There are so many elements that must work together in a car, and must all work in such a perfect synchronicity, that it is no wonder cars break down. In fact, it is a surprise that they do not break down more often when you think that the engine, gearbox, brakes and accelerator, and the steering must all be working together before you can even get anywhere with the vehicle. Adding any more technical elements to the process of driving will simply complicate matters, and gives you some insight into why “high performance” automobiles are so called. To get cars to do some of the amazing things that they do requires a level of engineering that, for the layman, simply does not bear thinking about.
Automatic transmissions are actually not such a common thing in Europe as they are in the US. Some say that it has to do with how much more twisting the European roads to, and that in America, with a lot of longer, straighter roads, a vehicle should be enjoyed simply for what it is best at, pointing it at the horizon and putting your foot down. But even this would be impossible without automatic transmission fluid to keep the gears shifting smoothly as and when they need to.
In this respect, it is important to ensure that the fluid in your automatic (or manual) transmission is always at the optimum level. If you find that gear shifts are somewhat labored, then it will as often as not be down to a lack of transmission fluid. This may be due to a leak, automatic transmission fluid does not get used up. Over time it can gradually dissipate or become compacted however, but as long as you keep it topped up your transmission need never be a major issue and you will avoid expensive repairs such as the transmission rebuild.
To check your transmission fluid you need to first make sure your car is parked on level ground, and start the engine (check the owner’s manual on this point, as some cars should not be running when you check the fluid). When the engine is warmed up you need to find the Transmission Fluid dipstick, usually located at the back of the engine.

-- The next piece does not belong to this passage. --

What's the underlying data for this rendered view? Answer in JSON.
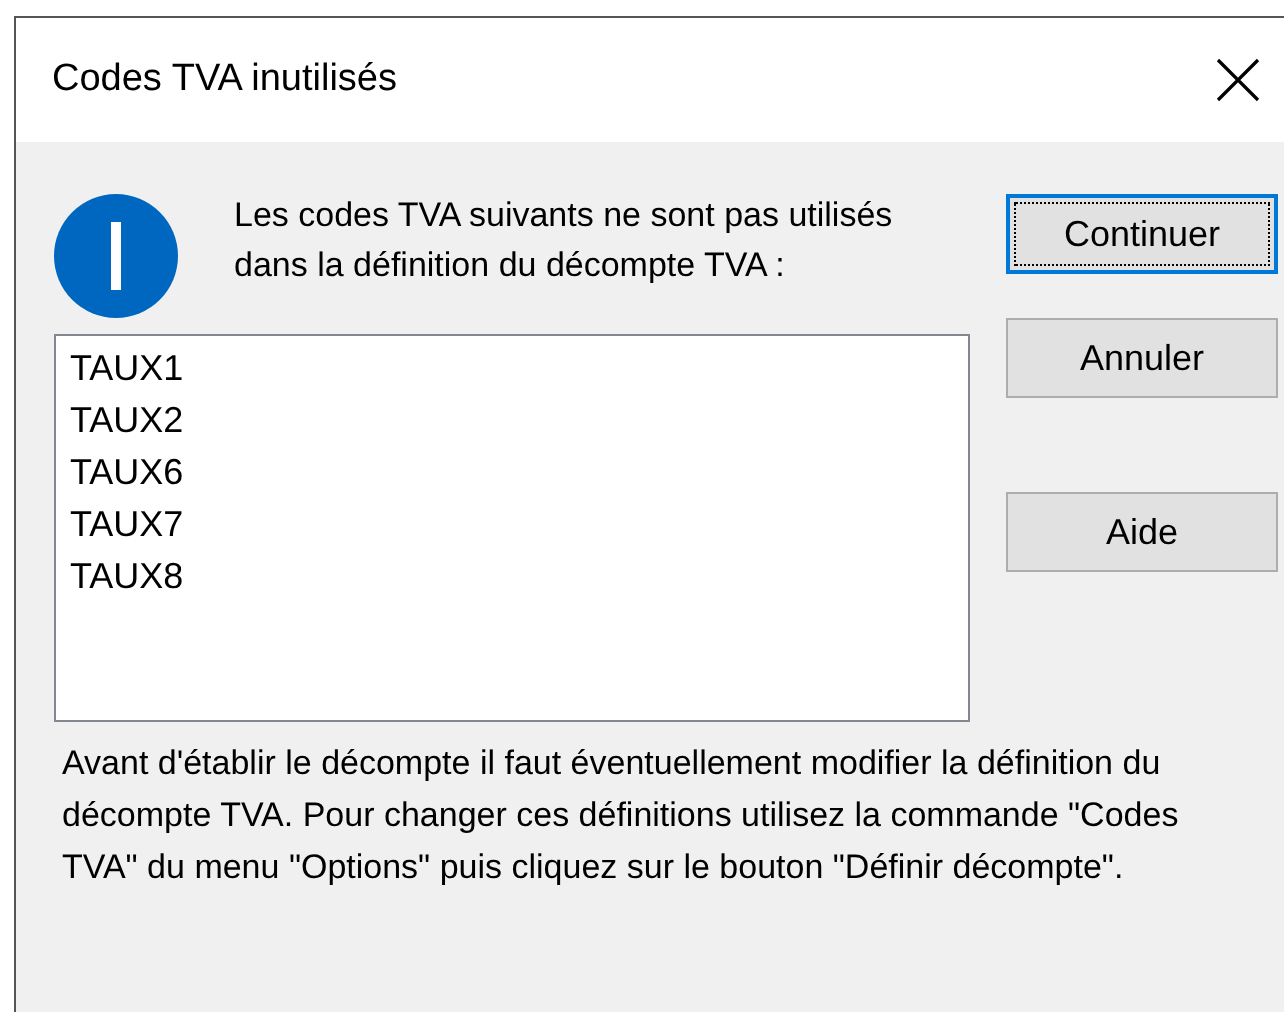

It may be labelled, but if not, you are looking for something similar to the engine oil dipstick, but shorter. You pull this out completely and look at it. You then wipe it, replace it and repeat the process. You should get an idea from this of how consistent your ATF level is, and if the level does not come up to the line marked “full”, you need to add more ATF.
The instructions on how to top up ATF will differ between cars, but essentially you should have a bottle of transmission fluid that comes with a nozzle that allows you to pour directly into the hole from where you pulled the dipstick. This is something that only needs to be repeated every 25,000 miles, but it is good housekeeping to check it every once in a while anyway.